       There was in Japan some speculation about a nuclear explosion or test on Mars as the U.S. had set off its biggest hydrogen bomb ever, a 15 megaton Bravo shot in the Castle series back in 1954.  However, there is no public knowledge of an American (or Russian) rocket that could carry such a warhead at that time (unless we were using a reconstructed version of what supposedly crashed near Roswell in 1947).  The world's first ICBM, the Russian R-7, did not fly until August 1957.  The largest bomb anyone ever tested on Earth was the Tsar Bomba.  That Russian blast on October 30, 1961, was equal to 58 megatons.  It sent out a shock wave that circled the Earth 3 times.  To watch the explosion click Tsar Bomba.

Are there nuclear explosion on Mars now, and if there are - are they natural or not?
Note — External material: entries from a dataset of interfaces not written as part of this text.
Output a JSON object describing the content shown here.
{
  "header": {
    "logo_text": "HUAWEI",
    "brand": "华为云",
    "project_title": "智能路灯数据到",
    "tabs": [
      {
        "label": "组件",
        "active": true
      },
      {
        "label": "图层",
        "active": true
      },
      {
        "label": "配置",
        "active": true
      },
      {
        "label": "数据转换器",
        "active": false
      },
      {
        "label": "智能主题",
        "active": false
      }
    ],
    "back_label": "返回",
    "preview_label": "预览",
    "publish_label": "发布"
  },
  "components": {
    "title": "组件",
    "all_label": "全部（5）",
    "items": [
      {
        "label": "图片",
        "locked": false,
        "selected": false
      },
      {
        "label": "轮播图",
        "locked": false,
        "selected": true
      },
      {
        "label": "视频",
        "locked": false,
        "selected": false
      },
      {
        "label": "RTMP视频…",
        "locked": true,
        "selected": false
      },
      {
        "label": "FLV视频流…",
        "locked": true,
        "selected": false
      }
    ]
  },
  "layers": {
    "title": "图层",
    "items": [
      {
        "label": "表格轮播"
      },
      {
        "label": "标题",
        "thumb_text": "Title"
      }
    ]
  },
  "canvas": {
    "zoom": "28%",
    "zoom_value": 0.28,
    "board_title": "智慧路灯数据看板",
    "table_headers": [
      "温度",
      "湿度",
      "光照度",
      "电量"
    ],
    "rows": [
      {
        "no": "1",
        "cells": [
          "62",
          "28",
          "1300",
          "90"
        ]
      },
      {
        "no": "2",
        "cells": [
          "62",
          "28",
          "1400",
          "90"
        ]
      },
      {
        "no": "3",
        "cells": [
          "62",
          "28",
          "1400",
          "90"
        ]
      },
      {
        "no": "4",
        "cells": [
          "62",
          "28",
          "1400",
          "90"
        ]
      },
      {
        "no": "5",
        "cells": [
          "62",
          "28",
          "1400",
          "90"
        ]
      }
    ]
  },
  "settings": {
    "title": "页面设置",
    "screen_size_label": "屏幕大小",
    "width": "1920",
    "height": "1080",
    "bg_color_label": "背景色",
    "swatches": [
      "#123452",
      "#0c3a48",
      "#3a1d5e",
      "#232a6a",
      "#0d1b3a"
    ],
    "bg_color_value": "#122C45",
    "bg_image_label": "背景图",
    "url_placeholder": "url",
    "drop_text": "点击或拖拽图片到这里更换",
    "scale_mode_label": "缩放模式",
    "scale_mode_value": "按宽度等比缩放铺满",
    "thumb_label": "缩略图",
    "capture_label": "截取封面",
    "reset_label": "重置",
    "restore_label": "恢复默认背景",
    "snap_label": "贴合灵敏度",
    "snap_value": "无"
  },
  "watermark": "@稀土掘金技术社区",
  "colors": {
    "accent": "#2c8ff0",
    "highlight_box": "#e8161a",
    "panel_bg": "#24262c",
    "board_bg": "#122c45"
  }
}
Our report, Mars Correct - Critique of All NASA Mars Weather Data, makes clear that NASA has been misleading the scientific community and the public on issues related to Martian meteorology since at least 1976. The data we have is, we believe, irrefutable, but the causes of the errors are questionable. Based on the discovery that the public was deceived about Vaisala pressure sensor range (0 to 1,025 hPa/mbar vs. 11.5 hPa/mbar) and about the true Mars sky color for 36 years, it seems likely that there is something improper going on, but we cannot completely rule out innocent human error yet. However, in this article we have examined various possible causes for plumes and flares seen on Mars. For each explanation it seems wise to ask a basic question. Would the Government want to cover this up? The answer is likely no for an asteroid impact, no for a volcano, possibly not for a natural nuclear event and definitely yes for a nuclear weapon.

       We are in the process of merging our findings with those of Marco de Marco and Matteo Fagone - and by extension, hopefully with the European Space Agency. Stay tuned for important discoveries and hopefully fantastic results with the upcoming ESA ExoMars 2020 probe. A screen shot of our partner's article about a possible volcano is shown below as Figure 12.

Figure 12 - The Planeta Marte.Net web site with link to Dr. David A. Roffman